There are also questions about the feedback loops which algorithms can cause. “What you have to bear in mind is that a machine learning algorithm is always prescriptive, because its aim is to achieve a specific objective: maximising presence on a platform, profit, click-through rate, etc.” points out Lê Nguyên Hoang.
Imagine an algorithm used by a community’s police force to predict in which neighbourhood there will be the most crime and aggression. Victor Berger argues that “what this algorithm is going to do is make a prediction based on historical police data that identifies the neighbourhoods where the most people have been arrested.” Here again, we fall back on the same flaw: the risk of generalising – or even amplifying – the past. Indeed, this prediction is not only descriptive, but it also leads to decision-making: increasing the number of police officers, increasing video surveillance, etc. Decisions that may lead to the reinforcement of a particular area of the city. Decisions that can lead to the reinforcement of an already tense climate.

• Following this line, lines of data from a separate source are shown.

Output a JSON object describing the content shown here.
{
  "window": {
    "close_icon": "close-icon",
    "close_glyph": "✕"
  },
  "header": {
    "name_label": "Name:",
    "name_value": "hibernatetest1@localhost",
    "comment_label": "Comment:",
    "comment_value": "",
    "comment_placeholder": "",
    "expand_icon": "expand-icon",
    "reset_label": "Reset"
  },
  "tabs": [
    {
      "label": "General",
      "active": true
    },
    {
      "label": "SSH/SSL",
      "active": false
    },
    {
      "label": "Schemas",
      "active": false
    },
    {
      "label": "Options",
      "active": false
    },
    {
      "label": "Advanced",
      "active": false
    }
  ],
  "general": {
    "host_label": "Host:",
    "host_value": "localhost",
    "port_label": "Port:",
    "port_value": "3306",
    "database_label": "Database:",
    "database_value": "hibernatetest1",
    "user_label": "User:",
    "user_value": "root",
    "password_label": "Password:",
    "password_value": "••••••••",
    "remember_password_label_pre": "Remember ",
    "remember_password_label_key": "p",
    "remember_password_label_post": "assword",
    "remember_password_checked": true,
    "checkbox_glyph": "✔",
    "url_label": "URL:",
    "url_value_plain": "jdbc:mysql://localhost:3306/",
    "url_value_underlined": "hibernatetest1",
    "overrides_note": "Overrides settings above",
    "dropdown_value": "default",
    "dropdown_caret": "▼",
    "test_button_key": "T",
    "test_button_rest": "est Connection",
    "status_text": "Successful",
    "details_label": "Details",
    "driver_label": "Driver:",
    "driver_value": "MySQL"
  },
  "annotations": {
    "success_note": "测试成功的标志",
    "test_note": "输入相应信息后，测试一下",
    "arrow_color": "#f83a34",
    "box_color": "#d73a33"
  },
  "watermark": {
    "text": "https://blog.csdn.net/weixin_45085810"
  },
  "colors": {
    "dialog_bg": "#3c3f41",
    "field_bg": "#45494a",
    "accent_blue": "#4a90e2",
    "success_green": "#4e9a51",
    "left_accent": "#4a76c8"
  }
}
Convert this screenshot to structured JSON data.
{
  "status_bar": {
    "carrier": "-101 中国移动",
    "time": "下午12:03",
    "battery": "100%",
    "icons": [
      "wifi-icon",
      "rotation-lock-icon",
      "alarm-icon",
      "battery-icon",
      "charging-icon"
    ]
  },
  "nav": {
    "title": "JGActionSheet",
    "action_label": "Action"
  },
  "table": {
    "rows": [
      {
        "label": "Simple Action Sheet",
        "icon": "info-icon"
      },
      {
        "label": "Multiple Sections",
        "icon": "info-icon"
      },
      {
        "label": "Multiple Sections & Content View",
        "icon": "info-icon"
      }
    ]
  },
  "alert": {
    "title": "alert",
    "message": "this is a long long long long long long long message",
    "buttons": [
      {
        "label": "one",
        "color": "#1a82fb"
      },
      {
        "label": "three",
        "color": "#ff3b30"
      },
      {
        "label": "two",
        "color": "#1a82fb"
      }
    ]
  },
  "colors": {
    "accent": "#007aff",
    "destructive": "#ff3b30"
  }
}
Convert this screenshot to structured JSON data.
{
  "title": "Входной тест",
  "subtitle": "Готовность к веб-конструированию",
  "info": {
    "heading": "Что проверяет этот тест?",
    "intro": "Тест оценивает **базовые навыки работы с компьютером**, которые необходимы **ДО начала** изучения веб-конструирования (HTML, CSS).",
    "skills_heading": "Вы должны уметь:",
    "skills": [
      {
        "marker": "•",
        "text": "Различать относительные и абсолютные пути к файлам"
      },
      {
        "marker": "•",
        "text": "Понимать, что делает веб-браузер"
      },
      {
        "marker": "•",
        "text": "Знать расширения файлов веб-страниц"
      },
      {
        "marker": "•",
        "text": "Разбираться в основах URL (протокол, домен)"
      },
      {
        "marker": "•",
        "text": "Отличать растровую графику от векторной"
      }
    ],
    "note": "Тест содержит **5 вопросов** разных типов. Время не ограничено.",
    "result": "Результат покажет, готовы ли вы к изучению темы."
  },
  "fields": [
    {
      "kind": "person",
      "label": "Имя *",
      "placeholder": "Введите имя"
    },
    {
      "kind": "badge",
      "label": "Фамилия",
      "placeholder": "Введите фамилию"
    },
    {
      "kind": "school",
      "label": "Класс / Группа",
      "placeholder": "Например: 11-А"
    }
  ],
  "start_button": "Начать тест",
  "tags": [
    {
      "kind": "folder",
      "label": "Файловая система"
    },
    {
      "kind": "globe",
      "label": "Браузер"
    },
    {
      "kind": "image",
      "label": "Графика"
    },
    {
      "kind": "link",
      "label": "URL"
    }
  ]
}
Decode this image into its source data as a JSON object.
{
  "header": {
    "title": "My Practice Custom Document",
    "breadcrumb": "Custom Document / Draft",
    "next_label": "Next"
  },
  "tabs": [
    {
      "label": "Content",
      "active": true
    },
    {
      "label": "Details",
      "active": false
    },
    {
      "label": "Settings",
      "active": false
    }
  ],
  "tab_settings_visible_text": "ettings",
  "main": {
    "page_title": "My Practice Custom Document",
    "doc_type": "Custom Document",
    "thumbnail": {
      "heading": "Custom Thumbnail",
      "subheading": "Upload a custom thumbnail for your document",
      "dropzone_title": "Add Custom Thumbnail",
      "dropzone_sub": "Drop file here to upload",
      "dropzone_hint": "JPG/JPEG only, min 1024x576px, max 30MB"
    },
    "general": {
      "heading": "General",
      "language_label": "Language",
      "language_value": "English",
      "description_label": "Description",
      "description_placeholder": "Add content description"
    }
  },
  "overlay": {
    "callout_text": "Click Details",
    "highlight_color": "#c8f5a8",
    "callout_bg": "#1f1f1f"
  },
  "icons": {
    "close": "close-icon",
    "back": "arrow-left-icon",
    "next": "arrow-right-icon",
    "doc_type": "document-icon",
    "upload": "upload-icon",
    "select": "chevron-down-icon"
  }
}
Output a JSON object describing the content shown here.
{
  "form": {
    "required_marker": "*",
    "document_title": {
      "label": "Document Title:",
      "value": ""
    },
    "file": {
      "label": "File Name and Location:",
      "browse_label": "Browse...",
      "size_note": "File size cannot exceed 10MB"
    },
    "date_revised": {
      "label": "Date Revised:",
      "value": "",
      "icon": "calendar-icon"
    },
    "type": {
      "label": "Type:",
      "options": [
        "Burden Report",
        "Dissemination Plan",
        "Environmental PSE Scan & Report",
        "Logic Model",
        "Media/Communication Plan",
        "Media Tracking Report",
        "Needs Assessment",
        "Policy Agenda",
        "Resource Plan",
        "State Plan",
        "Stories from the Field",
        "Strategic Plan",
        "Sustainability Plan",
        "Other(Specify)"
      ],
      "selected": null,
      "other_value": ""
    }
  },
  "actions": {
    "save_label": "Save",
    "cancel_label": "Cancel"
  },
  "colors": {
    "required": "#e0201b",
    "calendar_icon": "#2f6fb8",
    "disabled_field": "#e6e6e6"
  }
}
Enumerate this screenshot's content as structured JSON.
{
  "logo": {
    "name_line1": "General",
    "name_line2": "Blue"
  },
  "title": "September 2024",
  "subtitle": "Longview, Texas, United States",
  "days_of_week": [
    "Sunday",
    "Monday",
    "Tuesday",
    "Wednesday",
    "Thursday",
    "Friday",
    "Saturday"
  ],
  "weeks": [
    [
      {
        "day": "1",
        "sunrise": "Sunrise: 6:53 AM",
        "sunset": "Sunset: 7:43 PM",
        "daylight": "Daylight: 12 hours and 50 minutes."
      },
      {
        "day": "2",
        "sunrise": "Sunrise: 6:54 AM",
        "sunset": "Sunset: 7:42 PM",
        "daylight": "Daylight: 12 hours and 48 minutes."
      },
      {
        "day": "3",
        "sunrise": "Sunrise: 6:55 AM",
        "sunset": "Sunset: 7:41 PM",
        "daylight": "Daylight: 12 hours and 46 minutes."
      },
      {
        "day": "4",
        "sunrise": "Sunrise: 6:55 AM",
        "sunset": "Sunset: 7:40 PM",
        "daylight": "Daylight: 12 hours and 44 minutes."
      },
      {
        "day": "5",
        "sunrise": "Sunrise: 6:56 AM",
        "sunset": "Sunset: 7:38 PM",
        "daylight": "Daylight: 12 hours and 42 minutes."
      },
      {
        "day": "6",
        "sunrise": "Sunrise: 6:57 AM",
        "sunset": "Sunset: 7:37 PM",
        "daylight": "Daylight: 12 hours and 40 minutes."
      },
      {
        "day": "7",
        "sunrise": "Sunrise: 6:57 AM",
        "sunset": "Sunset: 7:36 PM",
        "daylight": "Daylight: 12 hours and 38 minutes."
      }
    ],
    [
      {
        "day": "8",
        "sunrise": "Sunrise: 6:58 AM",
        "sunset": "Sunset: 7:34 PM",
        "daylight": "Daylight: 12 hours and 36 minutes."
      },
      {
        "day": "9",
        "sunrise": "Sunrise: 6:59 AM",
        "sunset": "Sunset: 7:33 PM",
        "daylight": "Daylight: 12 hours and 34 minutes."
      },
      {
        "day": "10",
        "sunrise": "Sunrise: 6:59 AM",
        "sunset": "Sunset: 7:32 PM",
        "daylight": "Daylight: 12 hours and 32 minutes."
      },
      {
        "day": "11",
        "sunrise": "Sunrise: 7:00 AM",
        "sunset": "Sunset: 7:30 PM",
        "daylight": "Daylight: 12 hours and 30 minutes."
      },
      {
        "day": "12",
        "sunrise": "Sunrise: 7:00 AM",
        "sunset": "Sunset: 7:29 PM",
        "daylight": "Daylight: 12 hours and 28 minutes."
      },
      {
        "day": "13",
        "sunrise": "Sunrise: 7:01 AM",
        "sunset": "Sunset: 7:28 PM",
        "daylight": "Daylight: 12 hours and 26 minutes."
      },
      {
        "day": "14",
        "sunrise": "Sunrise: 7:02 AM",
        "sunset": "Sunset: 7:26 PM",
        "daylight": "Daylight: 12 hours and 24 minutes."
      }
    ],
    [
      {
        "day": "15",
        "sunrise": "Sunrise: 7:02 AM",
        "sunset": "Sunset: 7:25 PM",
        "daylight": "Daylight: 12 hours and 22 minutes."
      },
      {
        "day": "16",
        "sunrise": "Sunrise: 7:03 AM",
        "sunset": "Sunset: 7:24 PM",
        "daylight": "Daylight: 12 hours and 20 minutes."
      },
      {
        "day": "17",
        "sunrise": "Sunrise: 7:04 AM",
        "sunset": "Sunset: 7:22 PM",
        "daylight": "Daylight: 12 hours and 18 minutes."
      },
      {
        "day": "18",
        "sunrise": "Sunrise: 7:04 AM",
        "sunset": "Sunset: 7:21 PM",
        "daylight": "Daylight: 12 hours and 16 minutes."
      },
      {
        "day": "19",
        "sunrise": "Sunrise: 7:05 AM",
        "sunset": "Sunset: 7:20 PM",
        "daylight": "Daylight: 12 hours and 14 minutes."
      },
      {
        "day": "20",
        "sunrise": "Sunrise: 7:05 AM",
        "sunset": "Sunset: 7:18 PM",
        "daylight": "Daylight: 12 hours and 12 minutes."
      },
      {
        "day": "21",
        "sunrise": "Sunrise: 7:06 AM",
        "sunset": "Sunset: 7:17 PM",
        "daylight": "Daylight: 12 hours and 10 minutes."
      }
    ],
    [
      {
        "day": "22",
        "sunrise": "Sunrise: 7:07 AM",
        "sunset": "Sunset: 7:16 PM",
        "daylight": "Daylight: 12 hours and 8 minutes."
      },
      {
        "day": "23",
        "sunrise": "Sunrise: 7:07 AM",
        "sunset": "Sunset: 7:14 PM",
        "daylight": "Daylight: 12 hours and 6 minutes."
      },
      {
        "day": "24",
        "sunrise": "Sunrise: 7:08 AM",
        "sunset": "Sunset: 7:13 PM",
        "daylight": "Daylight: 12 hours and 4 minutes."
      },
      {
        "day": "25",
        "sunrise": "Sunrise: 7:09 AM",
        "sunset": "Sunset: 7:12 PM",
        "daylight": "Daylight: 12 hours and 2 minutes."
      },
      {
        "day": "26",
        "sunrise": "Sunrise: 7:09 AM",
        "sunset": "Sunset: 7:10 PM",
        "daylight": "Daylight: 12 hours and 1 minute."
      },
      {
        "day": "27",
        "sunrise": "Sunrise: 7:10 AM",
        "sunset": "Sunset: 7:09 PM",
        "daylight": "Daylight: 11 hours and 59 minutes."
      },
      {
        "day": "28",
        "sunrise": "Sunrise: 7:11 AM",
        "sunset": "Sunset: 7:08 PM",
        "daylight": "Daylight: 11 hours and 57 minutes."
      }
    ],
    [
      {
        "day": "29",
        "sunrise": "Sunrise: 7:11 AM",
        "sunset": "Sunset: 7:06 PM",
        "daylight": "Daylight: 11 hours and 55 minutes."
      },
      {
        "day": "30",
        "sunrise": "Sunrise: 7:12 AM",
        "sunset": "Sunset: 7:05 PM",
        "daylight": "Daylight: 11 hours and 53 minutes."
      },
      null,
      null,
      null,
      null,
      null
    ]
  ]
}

The phenomena of radicalisation, sectarian movements and conspiracy circles can be amplified.
Similarly, on social media and entertainment platforms, recommendation algorithms are based on the user’s previous choices. Their objective is generally to keep the user’s attention for as long as possible. As a result, the phenomena of radicalisation, sectarian movements and conspiracy theories can be amplified. Lê Nguyên Hoang is working on solving this problem with the help of an algorithm, called Tournesol, whose database is built up in a collaborative manner1.
Questions of power
Artificial intelligence is therefore not just a field of scientific study or a technological field of application. It also has a great deal of power at stake. “It is very important to analyse and list the various social and ethical problems that can arise from these algorithms, from their training to their design and deployment,” warns Giada Pistilli, a philosophy researcher and senior ethicist at Hugging Face.
What exactly are these problems? The philosophy researcher explains that they can be found at all levels of the AI development chain. “There can be ethical problems that emerge as soon as a model is trained because of the data issue: can the data lead to stereotyping? What are the consequences of the absence of certain data? Has the data used, such as private images and intellectual property, been subject to consent before being used as a training dataset for the model?”
But this is far from being the only problematic link in the chain. “During development and deployment, questions of governance arise. Who owns the model, who designs it and for what purpose? There is also the question of the need for certain models in the light of climate change. Running these models consumes a great deal of energy. In fact, this highlights the fact that only powerful companies have the resources to use them,” warns the researcher.
We can make AI a real empowerment tool that communities could take ownership of.
Fortunately, the picture is not all black. Artificial intelligence can be used as a tool for empowerment. Giada Pistilli is a member of BigScience, a collaborative project involving thousands of academics that aims to develop an open access language model. According to her, such projects can make AI robustly beneficial. “By developing AI that is specialised on a single task, it can be made more auditable, participatory, and tailored to the community that will use it. By educating users about these new technologies and integrating them into the project of building databases, we can make AI a real empowerment tool that communities can take ownership of.”
Will we be able to rise to these multiple challenges? The question remains.